--- Material shown ---

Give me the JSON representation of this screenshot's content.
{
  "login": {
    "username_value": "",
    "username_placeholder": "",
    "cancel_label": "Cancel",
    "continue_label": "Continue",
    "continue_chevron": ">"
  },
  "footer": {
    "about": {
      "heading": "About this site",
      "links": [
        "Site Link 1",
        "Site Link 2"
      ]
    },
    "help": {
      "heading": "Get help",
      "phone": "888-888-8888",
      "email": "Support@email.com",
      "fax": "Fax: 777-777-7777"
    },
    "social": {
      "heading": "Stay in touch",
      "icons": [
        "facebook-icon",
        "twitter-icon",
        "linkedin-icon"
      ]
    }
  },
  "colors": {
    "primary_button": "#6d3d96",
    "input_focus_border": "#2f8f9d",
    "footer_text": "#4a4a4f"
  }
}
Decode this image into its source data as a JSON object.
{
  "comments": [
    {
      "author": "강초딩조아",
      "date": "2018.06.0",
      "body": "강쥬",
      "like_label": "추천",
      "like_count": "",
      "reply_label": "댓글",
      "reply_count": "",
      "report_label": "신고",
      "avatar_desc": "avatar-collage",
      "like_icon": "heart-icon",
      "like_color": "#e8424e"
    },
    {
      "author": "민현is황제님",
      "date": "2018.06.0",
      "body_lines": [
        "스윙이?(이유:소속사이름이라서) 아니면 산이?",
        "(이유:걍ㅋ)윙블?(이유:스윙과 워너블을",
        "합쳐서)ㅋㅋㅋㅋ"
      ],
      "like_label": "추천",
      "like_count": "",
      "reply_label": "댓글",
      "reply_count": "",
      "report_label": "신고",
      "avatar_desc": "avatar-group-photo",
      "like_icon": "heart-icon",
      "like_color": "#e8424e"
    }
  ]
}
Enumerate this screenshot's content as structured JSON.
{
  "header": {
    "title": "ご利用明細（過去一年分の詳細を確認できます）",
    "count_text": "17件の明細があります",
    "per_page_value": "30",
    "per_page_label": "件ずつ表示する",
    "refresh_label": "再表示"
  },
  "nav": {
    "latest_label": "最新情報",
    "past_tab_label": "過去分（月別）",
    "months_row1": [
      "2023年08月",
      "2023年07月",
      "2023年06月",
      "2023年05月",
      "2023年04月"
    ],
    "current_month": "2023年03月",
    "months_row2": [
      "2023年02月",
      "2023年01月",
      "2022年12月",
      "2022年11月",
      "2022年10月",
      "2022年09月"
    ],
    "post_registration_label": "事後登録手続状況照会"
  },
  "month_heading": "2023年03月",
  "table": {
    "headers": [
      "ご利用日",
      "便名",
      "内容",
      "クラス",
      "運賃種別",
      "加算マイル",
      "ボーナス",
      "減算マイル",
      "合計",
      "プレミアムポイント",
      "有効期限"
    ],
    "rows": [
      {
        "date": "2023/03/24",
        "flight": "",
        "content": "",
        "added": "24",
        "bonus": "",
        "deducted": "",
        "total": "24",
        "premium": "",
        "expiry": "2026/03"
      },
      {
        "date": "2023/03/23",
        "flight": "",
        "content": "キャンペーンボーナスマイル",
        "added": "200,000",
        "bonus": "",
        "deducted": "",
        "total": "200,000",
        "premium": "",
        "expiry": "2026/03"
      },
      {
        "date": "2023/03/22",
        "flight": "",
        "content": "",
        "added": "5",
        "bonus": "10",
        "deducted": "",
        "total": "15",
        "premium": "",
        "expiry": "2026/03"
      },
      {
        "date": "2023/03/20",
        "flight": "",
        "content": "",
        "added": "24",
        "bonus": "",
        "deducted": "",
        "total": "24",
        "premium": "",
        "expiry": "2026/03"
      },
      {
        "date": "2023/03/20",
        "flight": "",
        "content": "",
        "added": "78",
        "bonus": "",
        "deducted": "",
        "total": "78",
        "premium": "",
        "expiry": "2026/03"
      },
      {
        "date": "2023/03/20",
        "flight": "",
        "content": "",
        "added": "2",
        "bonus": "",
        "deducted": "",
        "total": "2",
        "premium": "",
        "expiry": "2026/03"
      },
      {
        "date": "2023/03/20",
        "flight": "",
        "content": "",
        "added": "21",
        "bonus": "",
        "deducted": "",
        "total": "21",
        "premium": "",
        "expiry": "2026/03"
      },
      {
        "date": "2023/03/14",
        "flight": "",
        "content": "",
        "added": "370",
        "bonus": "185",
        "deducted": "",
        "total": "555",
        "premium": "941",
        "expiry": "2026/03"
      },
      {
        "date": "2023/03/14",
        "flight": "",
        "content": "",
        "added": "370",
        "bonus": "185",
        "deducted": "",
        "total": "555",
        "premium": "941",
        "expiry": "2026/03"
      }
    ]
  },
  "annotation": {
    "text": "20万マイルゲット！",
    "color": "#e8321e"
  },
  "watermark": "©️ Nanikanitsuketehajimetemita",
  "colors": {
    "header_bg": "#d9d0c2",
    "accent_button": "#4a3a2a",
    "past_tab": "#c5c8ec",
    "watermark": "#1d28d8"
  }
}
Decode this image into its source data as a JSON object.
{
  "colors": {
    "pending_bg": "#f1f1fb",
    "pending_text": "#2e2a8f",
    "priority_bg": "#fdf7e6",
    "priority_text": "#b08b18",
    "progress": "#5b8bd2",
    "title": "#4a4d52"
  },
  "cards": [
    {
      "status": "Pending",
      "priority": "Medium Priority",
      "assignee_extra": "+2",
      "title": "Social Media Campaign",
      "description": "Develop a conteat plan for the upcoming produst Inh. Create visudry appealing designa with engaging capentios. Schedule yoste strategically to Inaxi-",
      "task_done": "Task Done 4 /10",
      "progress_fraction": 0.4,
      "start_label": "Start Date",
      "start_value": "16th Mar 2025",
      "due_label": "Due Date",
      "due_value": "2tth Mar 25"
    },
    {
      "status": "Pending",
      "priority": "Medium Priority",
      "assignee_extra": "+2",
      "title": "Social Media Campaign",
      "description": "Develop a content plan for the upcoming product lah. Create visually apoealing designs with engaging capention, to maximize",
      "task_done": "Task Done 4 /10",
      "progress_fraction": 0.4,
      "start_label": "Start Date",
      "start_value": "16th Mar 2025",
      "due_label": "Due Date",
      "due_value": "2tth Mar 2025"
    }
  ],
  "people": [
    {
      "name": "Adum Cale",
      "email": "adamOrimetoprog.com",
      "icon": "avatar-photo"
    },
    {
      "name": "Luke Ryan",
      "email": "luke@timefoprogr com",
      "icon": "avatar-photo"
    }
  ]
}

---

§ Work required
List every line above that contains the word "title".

§ The completed task
    "title": "ご利用明細（過去一年分の詳細を確認できます）",
    "title": "#4a4d52"
      "title": "Social Media Campaign",
      "title": "Social Media Campaign",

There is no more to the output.